  4. Search field: Enter one or more keywords. If you want to use more than one keyword for searching use '|' between keywords. E.g. if you want to search for mplayer and xine at the same time type 'mplayer | xine'.
  5. Erase all: Clicking this icon clears any input from the Search field.
  6. Categories list: This sidebar groups all applications and packages into clear categories and subcategories.
  7. Description panel: This panel displays the package name, its summary and complete description. It displays many useful elements about the selected package. It can also show precise details about the package, the files included in the package as well as a list of the last changes made by the maintainer.


Legend of the Status column:

State installed.png The package is already installed.
State to update.png The package is an update.
State to install.png The package will be installed.
State to remove.png The package will be uninstalled.
State base.png The package cannot be modified.


Applying the filters, you can find your software either by category (in the area 6 above) or by name/summary/description... (using area 4). A list of packages corresponding to your query (and the chosen medium), is shown with their status - installed/not installed/an update... To change this status, just tick or untick the box to the left of the package name and click on Apply.

Examples in the screenshot above:

  • Digikam: the green arrow shows its status as installed.

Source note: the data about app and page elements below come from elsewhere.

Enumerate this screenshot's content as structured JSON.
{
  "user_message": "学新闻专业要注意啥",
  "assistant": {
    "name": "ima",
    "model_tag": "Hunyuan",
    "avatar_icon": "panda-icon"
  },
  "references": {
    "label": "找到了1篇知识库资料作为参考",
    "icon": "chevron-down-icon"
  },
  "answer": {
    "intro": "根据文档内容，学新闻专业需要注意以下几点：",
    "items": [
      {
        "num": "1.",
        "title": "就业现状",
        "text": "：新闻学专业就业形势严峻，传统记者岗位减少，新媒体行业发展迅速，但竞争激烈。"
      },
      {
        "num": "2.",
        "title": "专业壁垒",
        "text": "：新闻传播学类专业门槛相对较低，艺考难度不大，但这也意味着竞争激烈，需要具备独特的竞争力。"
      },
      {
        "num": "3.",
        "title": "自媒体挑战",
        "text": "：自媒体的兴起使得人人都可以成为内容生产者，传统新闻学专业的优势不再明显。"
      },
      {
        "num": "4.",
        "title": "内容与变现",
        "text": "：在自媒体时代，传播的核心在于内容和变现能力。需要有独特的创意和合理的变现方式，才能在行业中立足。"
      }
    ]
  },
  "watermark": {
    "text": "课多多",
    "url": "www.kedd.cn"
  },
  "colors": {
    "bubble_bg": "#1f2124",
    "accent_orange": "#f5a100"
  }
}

If you untick the box, the status icon will go red with an up arrow, and Digikam will be uninstalled when clicking on Apply.
  • digitemp: not installed, as shown by the unticked box. Ticking the box will cause an orange icon with a down arrow to appear in the Status column, and digitemp will be installed when clicking on Apply.

See also